There's a reason therapy sessions are held in private. No one wants to see the angst, the melodrama, the irrationality and the constant whinging. Yet at Stamford Bridge on Sunday, the home supporters were having their own very public session in which to vent their anger. They were mad at their new manager Rafa Benitez, that much was clear based on the boos, the signs, the songs. But were they also anti-Roman Abramovich? Shouldn't they have been railing against their money-bags owner, the man who brought Benitez on board this week after sacking club legend Roberto Di Matteo? And what were their feelings toward Fernando Torres, who finished the 90 minutes looking as depressed and lost as ever?
Ultimately, Blues fans should probably be most upset at the fact their side ended the match against Manchester City in a flaccid, scoreless draw. It was their fifth league match without a win (L, D, D, L, D).
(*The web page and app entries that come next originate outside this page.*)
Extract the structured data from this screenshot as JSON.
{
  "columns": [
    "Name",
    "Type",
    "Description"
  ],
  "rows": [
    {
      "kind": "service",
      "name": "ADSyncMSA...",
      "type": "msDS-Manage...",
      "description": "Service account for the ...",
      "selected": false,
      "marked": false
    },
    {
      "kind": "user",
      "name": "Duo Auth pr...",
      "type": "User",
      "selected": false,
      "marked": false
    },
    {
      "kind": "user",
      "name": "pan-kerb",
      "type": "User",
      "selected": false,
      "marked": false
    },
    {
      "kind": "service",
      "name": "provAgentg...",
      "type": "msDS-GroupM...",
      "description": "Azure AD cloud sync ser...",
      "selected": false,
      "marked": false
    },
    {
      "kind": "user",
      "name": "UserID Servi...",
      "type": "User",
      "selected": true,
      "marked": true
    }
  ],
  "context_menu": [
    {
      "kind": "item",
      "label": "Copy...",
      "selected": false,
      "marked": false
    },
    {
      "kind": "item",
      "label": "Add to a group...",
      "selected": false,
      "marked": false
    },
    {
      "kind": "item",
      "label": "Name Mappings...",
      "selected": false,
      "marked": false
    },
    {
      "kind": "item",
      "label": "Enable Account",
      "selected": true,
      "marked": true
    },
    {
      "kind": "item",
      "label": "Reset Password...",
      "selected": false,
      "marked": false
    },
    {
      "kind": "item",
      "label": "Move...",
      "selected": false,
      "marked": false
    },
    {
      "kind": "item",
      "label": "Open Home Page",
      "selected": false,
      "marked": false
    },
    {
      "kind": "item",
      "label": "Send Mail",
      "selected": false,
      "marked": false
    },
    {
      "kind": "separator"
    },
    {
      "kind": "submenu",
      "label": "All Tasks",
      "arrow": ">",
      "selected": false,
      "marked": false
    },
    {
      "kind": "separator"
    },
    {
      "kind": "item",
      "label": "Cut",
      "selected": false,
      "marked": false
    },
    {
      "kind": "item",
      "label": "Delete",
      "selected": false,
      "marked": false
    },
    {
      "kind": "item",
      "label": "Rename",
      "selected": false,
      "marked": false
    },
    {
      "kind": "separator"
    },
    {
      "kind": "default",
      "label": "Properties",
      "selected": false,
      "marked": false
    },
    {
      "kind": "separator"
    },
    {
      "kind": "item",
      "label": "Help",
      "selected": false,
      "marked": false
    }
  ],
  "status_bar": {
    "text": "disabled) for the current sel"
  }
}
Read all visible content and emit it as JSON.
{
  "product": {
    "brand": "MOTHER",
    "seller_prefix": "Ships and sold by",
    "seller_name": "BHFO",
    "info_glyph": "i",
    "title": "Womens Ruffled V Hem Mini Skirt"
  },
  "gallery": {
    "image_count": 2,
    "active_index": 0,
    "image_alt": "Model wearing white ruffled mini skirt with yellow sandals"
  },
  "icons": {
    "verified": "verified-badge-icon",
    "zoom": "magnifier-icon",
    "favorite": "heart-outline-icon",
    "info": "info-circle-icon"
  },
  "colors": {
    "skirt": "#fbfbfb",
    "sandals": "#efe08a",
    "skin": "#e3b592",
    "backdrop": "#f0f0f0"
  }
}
You couldn't expect that Rafa's Chelsea was going to look any different than Di Matteo's Chelsea. The game was mostly marred by wayward passing and few chances created. With so much money invested on so many world-class players, City right back Pablo Zabaleta -- dependable, hard-working, unspectacular -- was the best player on the pitch in the first half and at the start of the second, showing endeavor down the right.
With Chelsea's first shot coming in the 39th minute, the most "positive" sign -- if you can call it that -- was in the 16th minute, when fans paid homage to their recently sacked manager. Yet all around Stamford Bridge were rather puerile placards, including "In Roberto we trusted and loved. In Rafa we will never trust. Fact."
Another fact: Chelsea didn't exhibit enough of the slick link-up play between Oscar, Juan Mata and Eden Hazard. More typical was what we saw in the 30th minute, when Mata received the ball from Oscar. Finding himself with time and space, Mata could have shot; instead, he tried to slip a pass to Ashley Cole -- who, mind you, had a good day on defense -- and the pass went out for a goal kick. City were no less complicit in the poor passing department. Typical for them was what happened in the 55th minute: David Silva slipped Yaya Toure the ball. His ensuing pass went behind Sergio Aguero, who had already started to make his run inside the box.
Too often, players were not on the same page as the dour, driving rain matching a negative, sometimes nasty mood at the Bridge. Torres did get a shot off, though. In the 61st minute, Hazard back-heeled the ball to El Nino, who took a vigorous lash at the ball. It sailed well above the crossbar, but it was enough for Benitez to give the thumbs up and applaud his striker. Whether Torres saw the positive reinforcement -- his head was well buried in his hands at that point -- is another matter.
Under Benitez at Liverpool, Torres scored 56 goals in 79 games -- numbers that surely dance in the mind of Abramovich, who was on hand to watch the uninspired game. So, too, was Didier Drogba, the Stamford Bridge "legend," as the banner read. He was moved out to make room for Torres, but how many Chelsea fans would go back in time and swap that deal, sending the Spaniard to China instead?
Were there any positive takeaways for Chelsea? A clean sheet, for one, an accomplishment Petr Cech had not achieved in the past 10 games in all competitions. Then again, Manchester City didn't exactly mount much of a challenge, either -- nine shots, with five on goal, and 11 corners.
You remember the Sky Blues, right? In all the hype of Benitez coming to town, Roberto Mancini must be enjoying a few days in which he's not being hammered by the press for tinkering with his formation or getting bounced out of Europe. But he surely must be wondering why he didn't get better performances out of Toure & Co. He might also consider going back to starting Edin "Don't call me a super sub" Dzeko on the bench, because he went missing for long periods in this game.
So City remain in second place, Chelsea fourth. Each side had a chance to overtake the team above them, but uninspired performances conspired to prevent that from happening. There's simply too much quality on the pitch for this to continue. It was just one of those days. As for Chelsea, it can only hope that Blues supporters got all the anger out of their system as the Premier League season heats up. There's nothing worse than dysfunctional melodrama during the holidays.